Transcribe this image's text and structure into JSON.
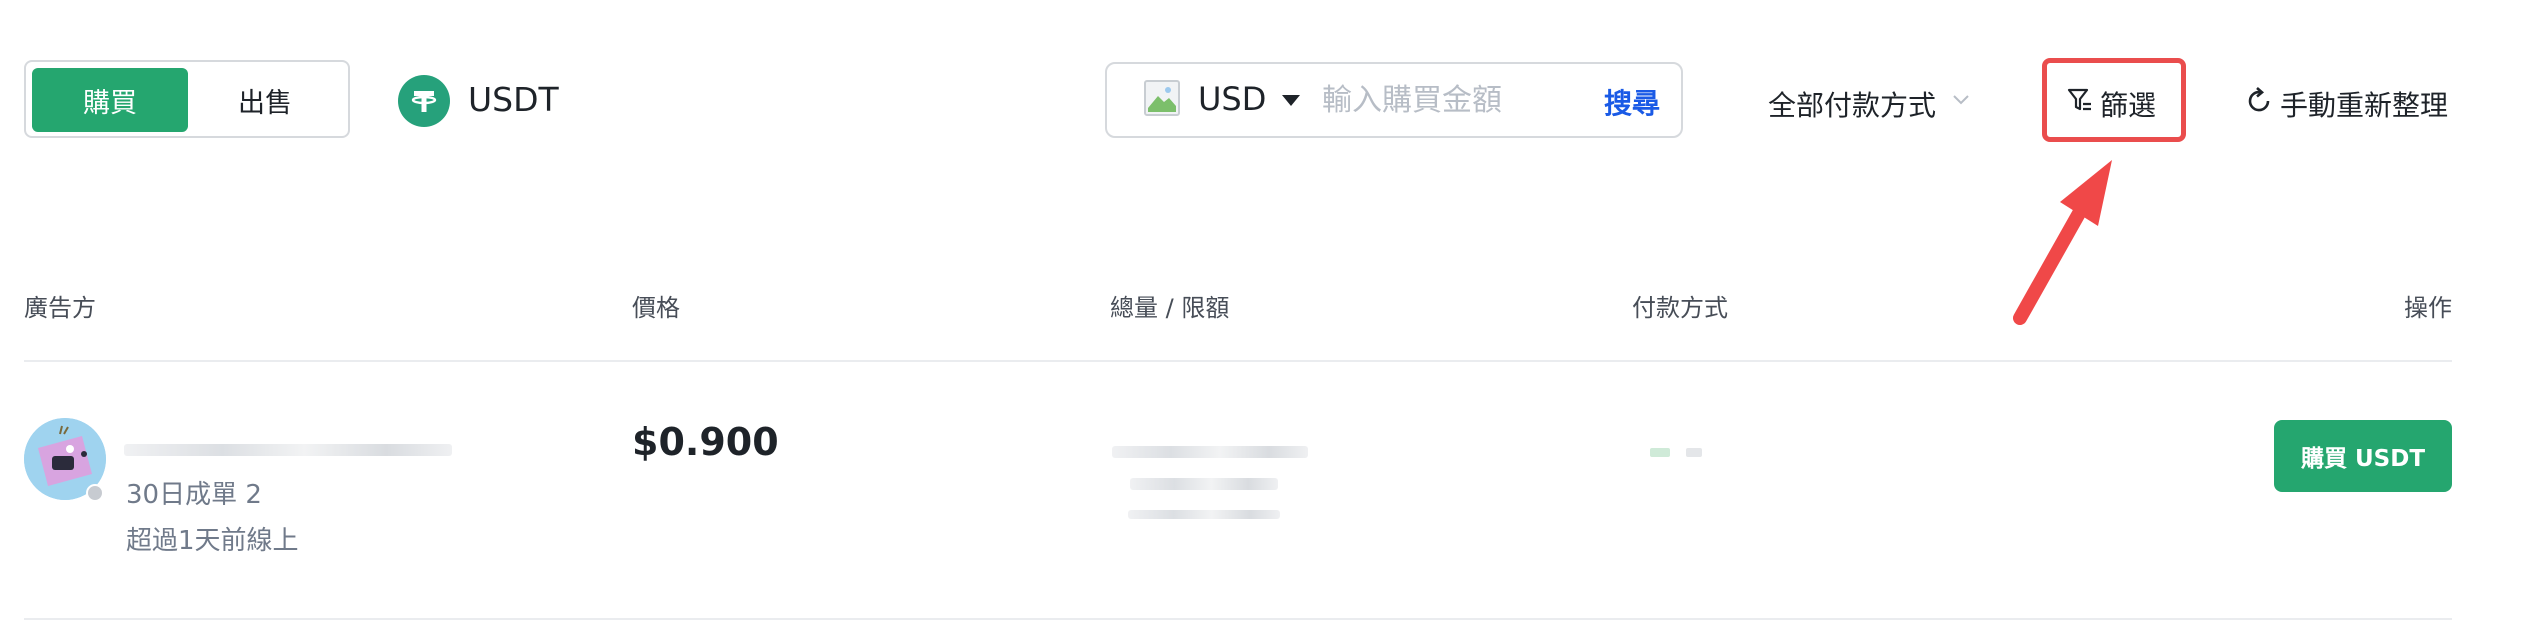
{
  "toggle": {
    "buy_label": "購買",
    "sell_label": "出售"
  },
  "coin": {
    "label": "USDT",
    "icon": "tether-icon",
    "color": "#26a17b"
  },
  "search": {
    "currency": "USD",
    "placeholder": "輸入購買金額",
    "button_label": "搜尋"
  },
  "payment_filter": {
    "label": "全部付款方式"
  },
  "filter": {
    "label": "篩選"
  },
  "refresh": {
    "label": "手動重新整理"
  },
  "table": {
    "headers": [
      "廣告方",
      "價格",
      "總量 / 限額",
      "付款方式",
      "操作"
    ],
    "rows": [
      {
        "trades_30d": "30日成單 2",
        "last_online": "超過1天前線上",
        "price": "$0.900",
        "action_label": "購買 USDT"
      }
    ]
  },
  "colors": {
    "accent_green": "#25a66f",
    "link_blue": "#1a5ae6",
    "highlight_red": "#ea4d4d"
  }
}
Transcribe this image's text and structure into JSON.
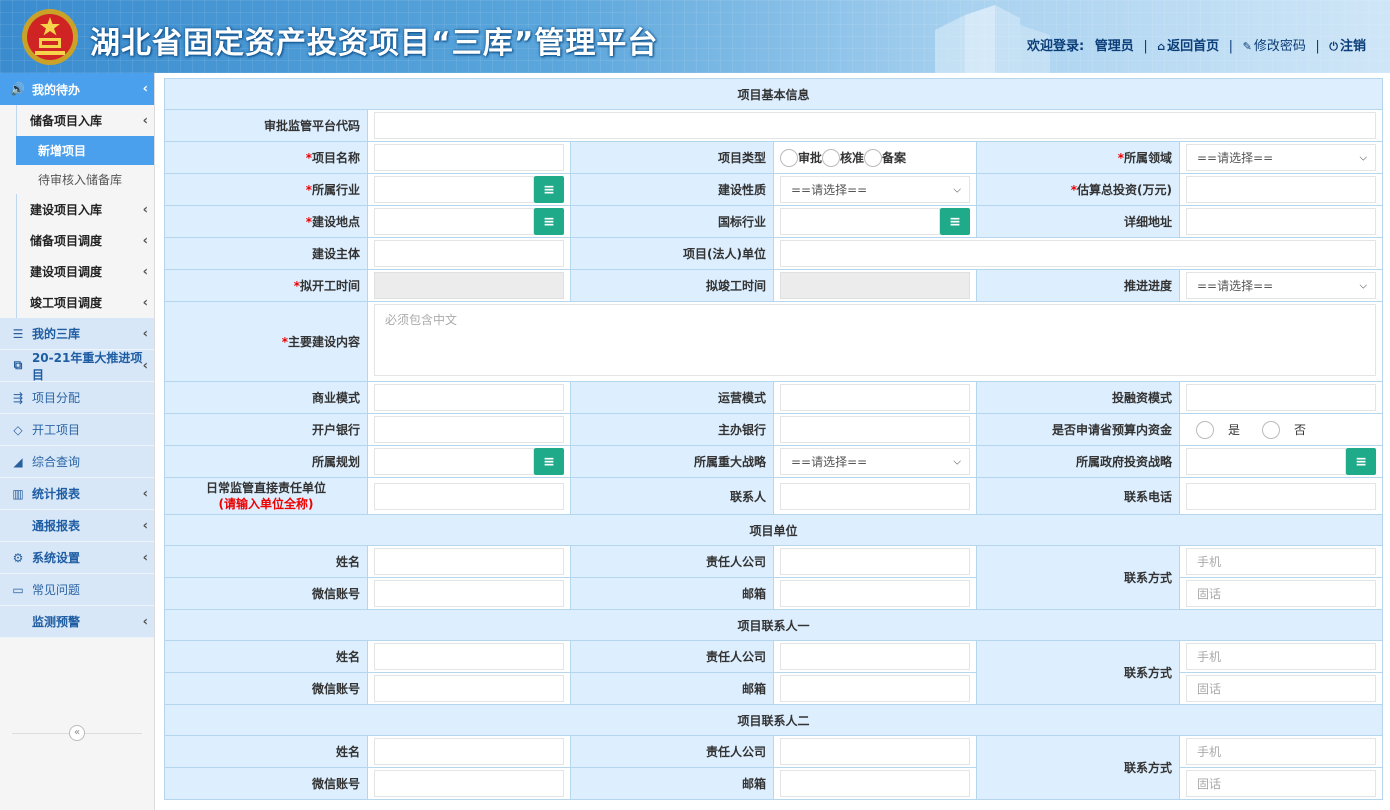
{
  "header": {
    "title": "湖北省固定资产投资项目“三库”管理平台",
    "welcome": "欢迎登录:",
    "username": "管理员",
    "home_link": "返回首页",
    "password_link": "修改密码",
    "logout_link": "注销"
  },
  "sidebar": {
    "top": {
      "label": "我的待办",
      "icon": "speaker-icon"
    },
    "sub1": {
      "label": "储备项目入库"
    },
    "sub1_items": [
      {
        "label": "新增项目",
        "active": true
      },
      {
        "label": "待审核入储备库",
        "active": false
      }
    ],
    "subs": [
      {
        "label": "建设项目入库"
      },
      {
        "label": "储备项目调度"
      },
      {
        "label": "建设项目调度"
      },
      {
        "label": "竣工项目调度"
      }
    ],
    "mains": [
      {
        "label": "我的三库",
        "icon": "list-icon",
        "chevron": true
      },
      {
        "label": "20-21年重大推进项目",
        "icon": "cubes-icon",
        "chevron": true
      },
      {
        "label": "项目分配",
        "icon": "distribute-icon",
        "chevron": false
      },
      {
        "label": "开工项目",
        "icon": "tag-icon",
        "chevron": false
      },
      {
        "label": "综合查询",
        "icon": "area-chart-icon",
        "chevron": false
      },
      {
        "label": "统计报表",
        "icon": "bar-chart-icon",
        "chevron": true
      },
      {
        "label": "通报报表",
        "icon": "",
        "chevron": true
      },
      {
        "label": "系统设置",
        "icon": "gear-icon",
        "chevron": true
      },
      {
        "label": "常见问题",
        "icon": "folder-icon",
        "chevron": false
      },
      {
        "label": "监测预警",
        "icon": "",
        "chevron": true
      }
    ]
  },
  "form": {
    "section_basic": "项目基本信息",
    "platform_code": "审批监管平台代码",
    "project_name": "项目名称",
    "project_type": "项目类型",
    "project_type_options": [
      "审批",
      "核准",
      "备案"
    ],
    "domain": "所属领域",
    "select_placeholder": "==请选择==",
    "industry": "所属行业",
    "build_nature": "建设性质",
    "est_investment": "估算总投资(万元)",
    "build_location": "建设地点",
    "intl_industry": "国标行业",
    "detail_address": "详细地址",
    "build_owner": "建设主体",
    "legal_unit": "项目(法人)单位",
    "planned_start": "拟开工时间",
    "planned_end": "拟竣工时间",
    "progress": "推进进度",
    "main_content": "主要建设内容",
    "main_content_placeholder": "必须包含中文",
    "business_model": "商业模式",
    "operation_model": "运营模式",
    "financing_model": "投融资模式",
    "bank": "开户银行",
    "lead_bank": "主办银行",
    "apply_budget": "是否申请省预算内资金",
    "yes": "是",
    "no": "否",
    "plan": "所属规划",
    "strategy": "所属重大战略",
    "gov_strategy": "所属政府投资战略",
    "supervisor_unit": "日常监管直接责任单位",
    "supervisor_unit_note": "(请输入单位全称)",
    "contact": "联系人",
    "contact_phone": "联系电话",
    "section_unit": "项目单位",
    "name": "姓名",
    "company": "责任人公司",
    "contact_method": "联系方式",
    "mobile_placeholder": "手机",
    "landline_placeholder": "固话",
    "wechat": "微信账号",
    "email": "邮箱",
    "section_contact1": "项目联系人一",
    "section_contact2": "项目联系人二"
  }
}
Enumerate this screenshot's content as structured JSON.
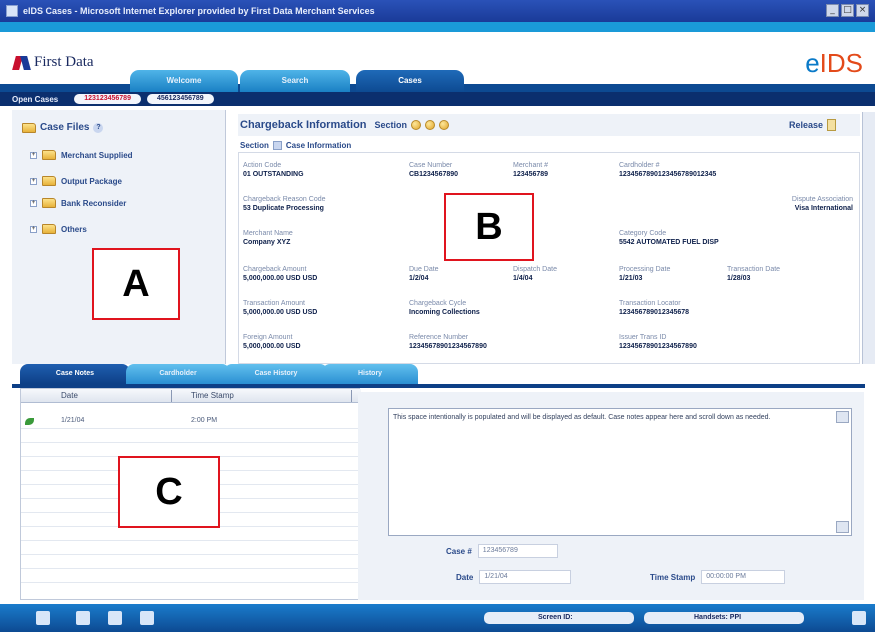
{
  "window": {
    "title": "eIDS Cases - Microsoft Internet Explorer provided by First Data Merchant Services",
    "min": "_",
    "max": "□",
    "close": "×"
  },
  "header": {
    "logo_text": "First Data",
    "brand_e": "e",
    "brand_ids": "IDS",
    "tabs": [
      "Welcome",
      "Search",
      "Cases"
    ]
  },
  "open_cases": {
    "label": "Open Cases",
    "cases": [
      "123123456789",
      "456123456789"
    ]
  },
  "case_tree": {
    "root": "Case Files",
    "help": "?",
    "items": [
      "Merchant Supplied",
      "Output Package",
      "Bank Reconsider",
      "Others"
    ]
  },
  "chargeback": {
    "title": "Chargeback Information",
    "section_label": "Section",
    "release_label": "Release",
    "case_info_label": "Case Information",
    "fields": {
      "action_code": {
        "label": "Action Code",
        "value": "01 OUTSTANDING"
      },
      "case_number": {
        "label": "Case Number",
        "value": "CB1234567890"
      },
      "merchant_no": {
        "label": "Merchant #",
        "value": "123456789"
      },
      "cardholder_no": {
        "label": "Cardholder #",
        "value": "1234567890123456789012345"
      },
      "reason_code": {
        "label": "Chargeback Reason Code",
        "value": "53 Duplicate Processing"
      },
      "dispute_association": {
        "label": "Dispute Association",
        "value": "Visa International"
      },
      "merchant_name": {
        "label": "Merchant Name",
        "value": "Company XYZ"
      },
      "category_code": {
        "label": "Category Code",
        "value": "5542 AUTOMATED FUEL DISP"
      },
      "chargeback_amount": {
        "label": "Chargeback Amount",
        "value": "5,000,000.00 USD  USD"
      },
      "due_date": {
        "label": "Due Date",
        "value": "1/2/04"
      },
      "dispatch_date": {
        "label": "Dispatch Date",
        "value": "1/4/04"
      },
      "processing_date": {
        "label": "Processing Date",
        "value": "1/21/03"
      },
      "transaction_date": {
        "label": "Transaction Date",
        "value": "1/28/03"
      },
      "transaction_amount": {
        "label": "Transaction Amount",
        "value": "5,000,000.00 USD  USD"
      },
      "chargeback_cycle": {
        "label": "Chargeback Cycle",
        "value": "Incoming Collections"
      },
      "transaction_locator": {
        "label": "Transaction Locator",
        "value": "123456789012345678"
      },
      "foreign_amount": {
        "label": "Foreign Amount",
        "value": "5,000,000.00 USD"
      },
      "reference_number": {
        "label": "Reference Number",
        "value": "12345678901234567890"
      },
      "issuer_trans_id": {
        "label": "Issuer Trans ID",
        "value": "12345678901234567890"
      }
    }
  },
  "bottom_tabs": [
    "Case Notes",
    "Cardholder",
    "Case History",
    "History"
  ],
  "notes_table": {
    "columns": [
      "Date",
      "Time Stamp"
    ],
    "rows": [
      {
        "date": "1/21/04",
        "time": "2:00 PM"
      }
    ]
  },
  "note_detail": {
    "text": "This space intentionally is populated and will be displayed as default. Case notes appear here and scroll down as needed.",
    "case_label": "Case #",
    "case_value": "123456789",
    "date_label": "Date",
    "date_value": "1/21/04",
    "time_label": "Time Stamp",
    "time_value": "00:00:00 PM"
  },
  "statusbar": {
    "screen_id_label": "Screen ID:",
    "user_label": "Handsets:",
    "user_value": "PPI"
  },
  "annotations": [
    "A",
    "B",
    "C"
  ]
}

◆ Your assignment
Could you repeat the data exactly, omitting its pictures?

◆ Exercise response
Transcribe this image's text and structure into JSON.
{
  "toggle": {
    "buy_label": "購買",
    "sell_label": "出售"
  },
  "coin": {
    "label": "USDT",
    "icon": "tether-icon",
    "color": "#26a17b"
  },
  "search": {
    "currency": "USD",
    "placeholder": "輸入購買金額",
    "button_label": "搜尋"
  },
  "payment_filter": {
    "label": "全部付款方式"
  },
  "filter": {
    "label": "篩選"
  },
  "refresh": {
    "label": "手動重新整理"
  },
  "table": {
    "headers": [
      "廣告方",
      "價格",
      "總量 / 限額",
      "付款方式",
      "操作"
    ],
    "rows": [
      {
        "trades_30d": "30日成單 2",
        "last_online": "超過1天前線上",
        "price": "$0.900",
        "action_label": "購買 USDT"
      }
    ]
  },
  "colors": {
    "accent_green": "#25a66f",
    "link_blue": "#1a5ae6",
    "highlight_red": "#ea4d4d"
  }
}
Transcribe this image's text and structure into JSON.
{
  "header": {
    "title": "湖北省固定资产投资项目“三库”管理平台",
    "welcome": "欢迎登录:",
    "username": "管理员",
    "home_link": "返回首页",
    "password_link": "修改密码",
    "logout_link": "注销"
  },
  "sidebar": {
    "top": {
      "label": "我的待办",
      "icon": "speaker-icon"
    },
    "sub1": {
      "label": "储备项目入库"
    },
    "sub1_items": [
      {
        "label": "新增项目",
        "active": true
      },
      {
        "label": "待审核入储备库",
        "active": false
      }
    ],
    "subs": [
      {
        "label": "建设项目入库"
      },
      {
        "label": "储备项目调度"
      },
      {
        "label": "建设项目调度"
      },
      {
        "label": "竣工项目调度"
      }
    ],
    "mains": [
      {
        "label": "我的三库",
        "icon": "list-icon",
        "chevron": true
      },
      {
        "label": "20-21年重大推进项目",
        "icon": "cubes-icon",
        "chevron": true
      },
      {
        "label": "项目分配",
        "icon": "distribute-icon",
        "chevron": false
      },
      {
        "label": "开工项目",
        "icon": "tag-icon",
        "chevron": false
      },
      {
        "label": "综合查询",
        "icon": "area-chart-icon",
        "chevron": false
      },
      {
        "label": "统计报表",
        "icon": "bar-chart-icon",
        "chevron": true
      },
      {
        "label": "通报报表",
        "icon": "",
        "chevron": true
      },
      {
        "label": "系统设置",
        "icon": "gear-icon",
        "chevron": true
      },
      {
        "label": "常见问题",
        "icon": "folder-icon",
        "chevron": false
      },
      {
        "label": "监测预警",
        "icon": "",
        "chevron": true
      }
    ]
  },
  "form": {
    "section_basic": "项目基本信息",
    "platform_code": "审批监管平台代码",
    "project_name": "项目名称",
    "project_type": "项目类型",
    "project_type_options": [
      "审批",
      "核准",
      "备案"
    ],
    "domain": "所属领域",
    "select_placeholder": "==请选择==",
    "industry": "所属行业",
    "build_nature": "建设性质",
    "est_investment": "估算总投资(万元)",
    "build_location": "建设地点",
    "intl_industry": "国标行业",
    "detail_address": "详细地址",
    "build_owner": "建设主体",
    "legal_unit": "项目(法人)单位",
    "planned_start": "拟开工时间",
    "planned_end": "拟竣工时间",
    "progress": "推进进度",
    "main_content": "主要建设内容",
    "main_content_placeholder": "必须包含中文",
    "business_model": "商业模式",
    "operation_model": "运营模式",
    "financing_model": "投融资模式",
    "bank": "开户银行",
    "lead_bank": "主办银行",
    "apply_budget": "是否申请省预算内资金",
    "yes": "是",
    "no": "否",
    "plan": "所属规划",
    "strategy": "所属重大战略",
    "gov_strategy": "所属政府投资战略",
    "supervisor_unit": "日常监管直接责任单位",
    "supervisor_unit_note": "(请输入单位全称)",
    "contact": "联系人",
    "contact_phone": "联系电话",
    "section_unit": "项目单位",
    "name": "姓名",
    "company": "责任人公司",
    "contact_method": "联系方式",
    "mobile_placeholder": "手机",
    "landline_placeholder": "固话",
    "wechat": "微信账号",
    "email": "邮箱",
    "section_contact1": "项目联系人一",
    "section_contact2": "项目联系人二"
  }
}
Enumerate this screenshot's content as structured JSON.
{
  "window": {
    "title": "eIDS Cases - Microsoft Internet Explorer provided by First Data Merchant Services",
    "min": "_",
    "max": "□",
    "close": "×"
  },
  "header": {
    "logo_text": "First Data",
    "brand_e": "e",
    "brand_ids": "IDS",
    "tabs": [
      "Welcome",
      "Search",
      "Cases"
    ]
  },
  "open_cases": {
    "label": "Open Cases",
    "cases": [
      "123123456789",
      "456123456789"
    ]
  },
  "case_tree": {
    "root": "Case Files",
    "help": "?",
    "items": [
      "Merchant Supplied",
      "Output Package",
      "Bank Reconsider",
      "Others"
    ]
  },
  "chargeback": {
    "title": "Chargeback Information",
    "section_label": "Section",
    "release_label": "Release",
    "case_info_label": "Case Information",
    "fields": {
      "action_code": {
        "label": "Action Code",
        "value": "01 OUTSTANDING"
      },
      "case_number": {
        "label": "Case Number",
        "value": "CB1234567890"
      },
      "merchant_no": {
        "label": "Merchant #",
        "value": "123456789"
      },
      "cardholder_no": {
        "label": "Cardholder #",
        "value": "1234567890123456789012345"
      },
      "reason_code": {
        "label": "Chargeback Reason Code",
        "value": "53 Duplicate Processing"
      },
      "dispute_association": {
        "label": "Dispute Association",
        "value": "Visa International"
      },
      "merchant_name": {
        "label": "Merchant Name",
        "value": "Company XYZ"
      },
      "category_code": {
        "label": "Category Code",
        "value": "5542 AUTOMATED FUEL DISP"
      },
      "chargeback_amount": {
        "label": "Chargeback Amount",
        "value": "5,000,000.00 USD  USD"
      },
      "due_date": {
        "label": "Due Date",
        "value": "1/2/04"
      },
      "dispatch_date": {
        "label": "Dispatch Date",
        "value": "1/4/04"
      },
      "processing_date": {
        "label": "Processing Date",
        "value": "1/21/03"
      },
      "transaction_date": {
        "label": "Transaction Date",
        "value": "1/28/03"
      },
      "transaction_amount": {
        "label": "Transaction Amount",
        "value": "5,000,000.00 USD  USD"
      },
      "chargeback_cycle": {
        "label": "Chargeback Cycle",
        "value": "Incoming Collections"
      },
      "transaction_locator": {
        "label": "Transaction Locator",
        "value": "123456789012345678"
      },
      "foreign_amount": {
        "label": "Foreign Amount",
        "value": "5,000,000.00 USD"
      },
      "reference_number": {
        "label": "Reference Number",
        "value": "12345678901234567890"
      },
      "issuer_trans_id": {
        "label": "Issuer Trans ID",
        "value": "12345678901234567890"
      }
    }
  },
  "bottom_tabs": [
    "Case Notes",
    "Cardholder",
    "Case History",
    "History"
  ],
  "notes_table": {
    "columns": [
      "Date",
      "Time Stamp"
    ],
    "rows": [
      {
        "date": "1/21/04",
        "time": "2:00 PM"
      }
    ]
  },
  "note_detail": {
    "text": "This space intentionally is populated and will be displayed as default. Case notes appear here and scroll down as needed.",
    "case_label": "Case #",
    "case_value": "123456789",
    "date_label": "Date",
    "date_value": "1/21/04",
    "time_label": "Time Stamp",
    "time_value": "00:00:00 PM"
  },
  "statusbar": {
    "screen_id_label": "Screen ID:",
    "user_label": "Handsets:",
    "user_value": "PPI"
  },
  "annotations": [
    "A",
    "B",
    "C"
  ]
}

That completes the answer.